# Fractions, Decimals, and Percents: How do they relate and how do they differ?

Article Summary: When you go to the store and something costs \$3 and you hand the clerk a \$5 bill you will receive \$2 in return. This is pretty easy to keep account of as the two one dollar bills are whole numbers. But which price savings would you rather have 25% off, 1/4 off, or only pay 0.75 the cost? They are all the same, but somehow look a little different.

When you go to the store and something costs \$3 and you hand the clerk a \$5 bill you will receive \$2 in return. This is pretty easy to keep account of as the two one dollar bills are whole numbers. But what if 10% sales tax was added to the \$2 purchase? Then, you would have to pay an increase of 1/10 to your purchase. You change would no longer be \$3 but \$2.80. Yes, simply making a slight change to a whole number brings you right into the world of fractions, decimals and percents. Fractions, decimals and percents are everywhere and you simply can not avoid them even if you tried. One would believe that the commonality of these three values would lead to people understanding them better but many are still a little bit in the dark as to their value. So, it becomes important to understand what they are and how they differ from one another.

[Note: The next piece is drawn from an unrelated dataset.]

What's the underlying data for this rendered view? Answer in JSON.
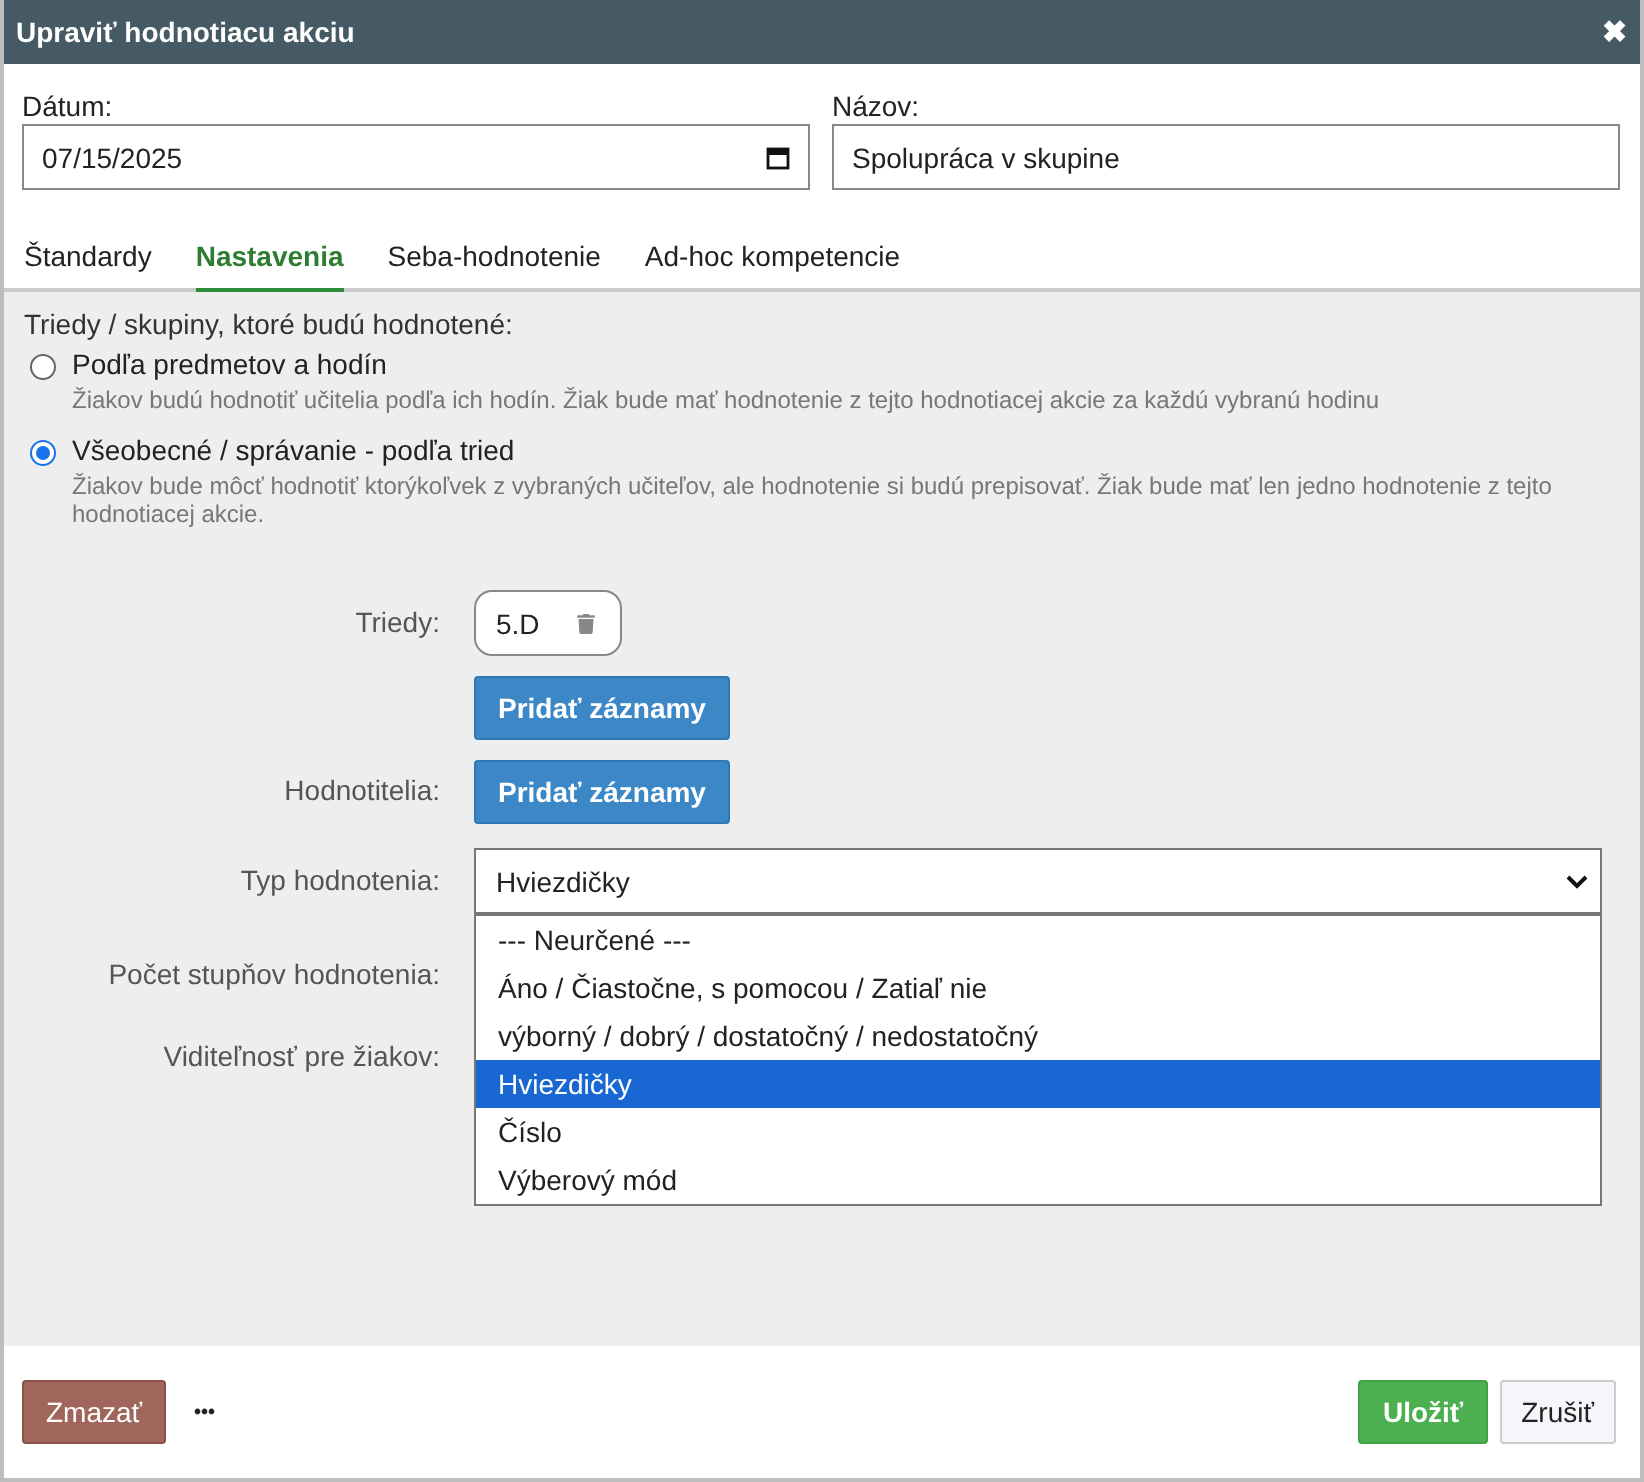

A fraction refers to "part" of a whole number. For example, 1 is a whole number and if you were to cut it in half you would be left with the fraction of 1/2 A fraction is made up of two separate whole numbers a numerator and a common denominator. In 1/2, the number two is known as the common denominator and the 1 is the numerator.

The relationship between fractions, decimals and percents is clear when you look at the fraction 1/2. When you divide the numerator by the common denominator you get a decimal. That is seen in the following: 1 divided by 2 equals .5. This relates to a percentage in the sense that .5 is a half and half is represented in percents as 50%. So, if .5 = 50% and 1/2= .5 then 1/2= 50%. Making a fraction into a percent is easy as you simply place the percentage over the whole number 100 and then reduce it. So, 50% becomes 50/100 which is reduced to 1/2. 50% becomes a decimal by then dividing the whole number by a common denominator. 1/2 becomes 2 divided by 1 which equals .5 So, the relationship between fractions, decimals and percents is that they are simply different numerical expressions of the same value.

This is commonly known as a mixed number which is the result of an improper fraction. Improper fractions (colloquially called a 'top heavy' fraction) are fractions that have a numerator that is greater than the common denominator. For example, 33 1/3 would appear as the following fraction 10/3. When reducing the fraction the result is the improper number .333 with the threes going on into infinity. Interestingly, fractions never appear in decimals, however, as 33 1/3% would be reflected as .333.

But, once again, while they look different they simply express the same values through different representations. For example, did you know, however, that there is a method of telling time known as the decimal method? When we look at the clock - even a digital clock - we are looking at fractions based on 24 hours in the day. (Actually 12 hours but we realize that the same time slots are repeated during AM or PM) The decimal system, however, bases its ability to tell time on using decimals and the power of ten. This is commonly called military time and is ranges from 0000 to 2400 hours. Both methods are designed to express the passage of 24 hours and both do so accurately. They simply do it in a different representational method.

So, you can say that fractions, percents and decimals are two sides of the proverbial same coin with each having their own unique traits.